How to Not Lose Muscle Playing Basketball

Basketball player with ball, portrait

Basketball requires a combination of strength, endurance and agility. Running up and down the court, making 3-point shots from afar and jumping for rebounds takes a lot of muscle. Maintaining the muscle you have worked hard to strengthen is a key factor in keeping fit throughout the basketball season. Adjusting your workouts and meal plans can help you to not lose muscle while playing basketball.

Use your own body weight and gravity to strengthen and tone muscles in your hips, thighs and buttocks. Put a fitness ball, also called a stability ball, against a wall and lean against the ball with your back. Your tailbone and small of your back should be in contact with the ball. Stand with your feet shoulder-width apart. Your feet should be at least 6 inches in front of your midsection. Bend your knees at a 90-degree angle, and place your palms on your thighs. Hold the squat position for several seconds before standing upright again.

Maintain muscle in your upper body through weight training. You can do bench presses at the gym, but if you do not have access, work out at home. Hold a hand weight in each hand with your arms at your sides and your closed palms facing your body. The amount of weight will depend on your fitness level. Bend your elbows at a 90-degree angle so the weights are at waist level. Continue to lift the weights up toward your shoulders. Slowly straighten your arms to return to the original position.

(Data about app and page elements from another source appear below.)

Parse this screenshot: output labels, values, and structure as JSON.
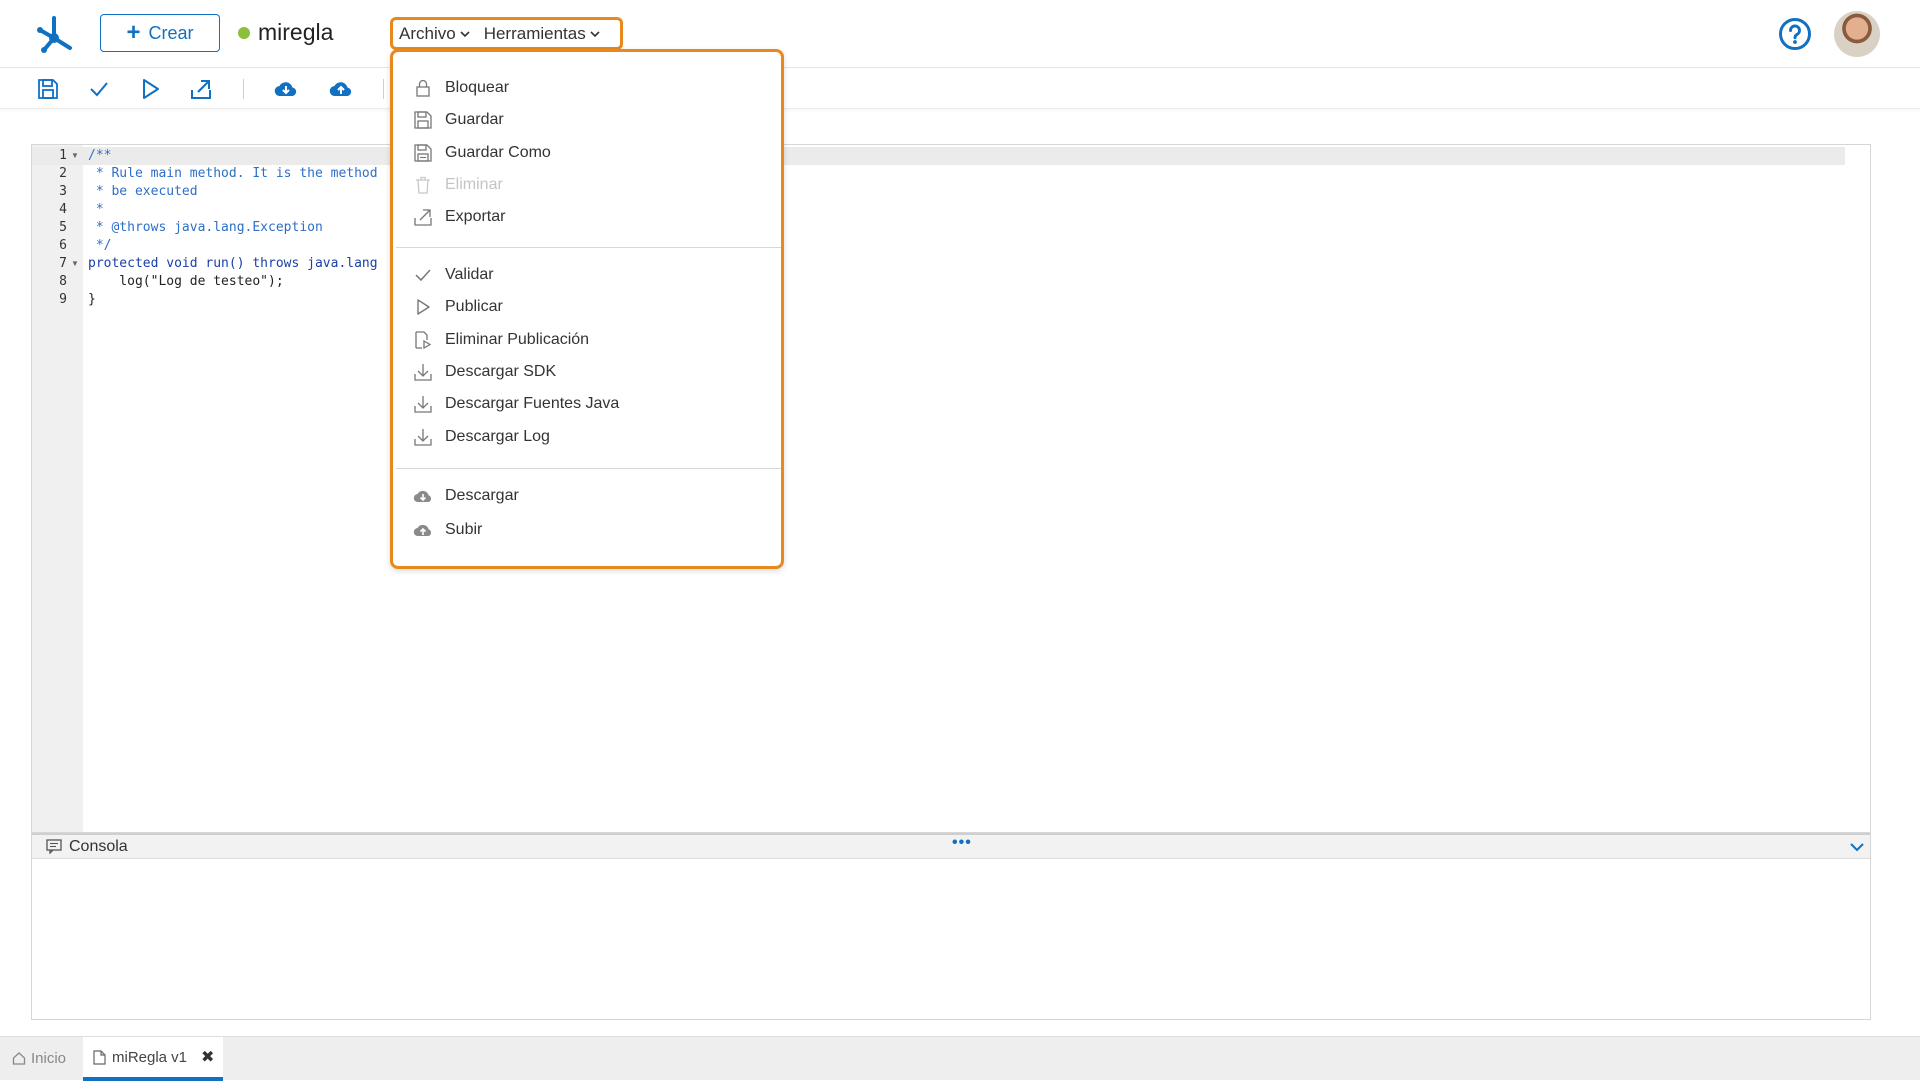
{
  "header": {
    "create_label": "Crear",
    "doc_title": "miregla",
    "status_color": "#8bbf3c",
    "accent_color": "#1170c2",
    "highlight_color": "#e8891d"
  },
  "menubar": {
    "items": [
      {
        "label": "Archivo"
      },
      {
        "label": "Herramientas"
      }
    ]
  },
  "toolbar": {
    "icons": [
      "save-icon",
      "check-icon",
      "play-icon",
      "export-icon",
      "cloud-download-icon",
      "cloud-upload-icon"
    ]
  },
  "archivo_menu": {
    "groups": [
      [
        {
          "label": "Bloquear",
          "icon": "lock-icon",
          "enabled": true
        },
        {
          "label": "Guardar",
          "icon": "save-icon",
          "enabled": true
        },
        {
          "label": "Guardar Como",
          "icon": "save-as-icon",
          "enabled": true
        },
        {
          "label": "Eliminar",
          "icon": "trash-icon",
          "enabled": false
        },
        {
          "label": "Exportar",
          "icon": "export-icon",
          "enabled": true
        }
      ],
      [
        {
          "label": "Validar",
          "icon": "check-icon",
          "enabled": true
        },
        {
          "label": "Publicar",
          "icon": "play-icon",
          "enabled": true
        },
        {
          "label": "Eliminar Publicación",
          "icon": "unpublish-icon",
          "enabled": true
        },
        {
          "label": "Descargar SDK",
          "icon": "download-icon",
          "enabled": true
        },
        {
          "label": "Descargar Fuentes Java",
          "icon": "download-icon",
          "enabled": true
        },
        {
          "label": "Descargar Log",
          "icon": "download-icon",
          "enabled": true
        }
      ],
      [
        {
          "label": "Descargar",
          "icon": "cloud-download-icon",
          "enabled": true
        },
        {
          "label": "Subir",
          "icon": "cloud-upload-icon",
          "enabled": true
        }
      ]
    ]
  },
  "editor": {
    "line_numbers": [
      "1",
      "2",
      "3",
      "4",
      "5",
      "6",
      "7",
      "8",
      "9"
    ],
    "lines": [
      "/**",
      " * Rule main method. It is the method",
      " * be executed",
      " *",
      " * @throws java.lang.Exception",
      " */",
      "protected void run() throws java.lang",
      "    log(\"Log de testeo\");",
      "}"
    ]
  },
  "console": {
    "label": "Consola",
    "dots": "•••"
  },
  "bottom_tabs": {
    "home_label": "Inicio",
    "doc_label": "miRegla v1",
    "close_glyph": "✖"
  }
}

Rest in between weight-training sessions. Better Basketball Coaching recommends doing circuit training in the weight room two or three days weekly with two rest days in between to maintain muscle strength without overdoing it.

Eat properly after a basketball game to give your muscles appropriate recovery and rebuilding time. According to the International Society of Sports Nutrition, you need two to four times as much protein as carbohydrates after a game. Eat lean proteins such as fish, chicken or whey protein supplements. Choose complex carbs such as brown rice, whole grain pasta or potatoes. Refrain from greasy carbs such as French fries or fat-laden baked goods that can upset your stomach and lead to delayed digestion. Sports drinks can also replenish carbs and electrolytes without slowing digestion time.

Consume several nutritious small meals throughout the day during the basketball season to build muscle. Instead of three large meals, aim for five or six smaller meals that do not use as much energy to digest.

Hydrate well after each basketball game and practice to keep your entire body healthy, including your muscles. Weigh yourself before and after you play. Drink 24 ounces of water or sports drinks for each pound you have lost during your workout.


Warm up before basketball practice or strength-training sessions to prevent injuries that keep you on the bench. Jumping jacks, jumping rope, jogging or riding a stationary bike will raise your core temperature and loosen tight muscles.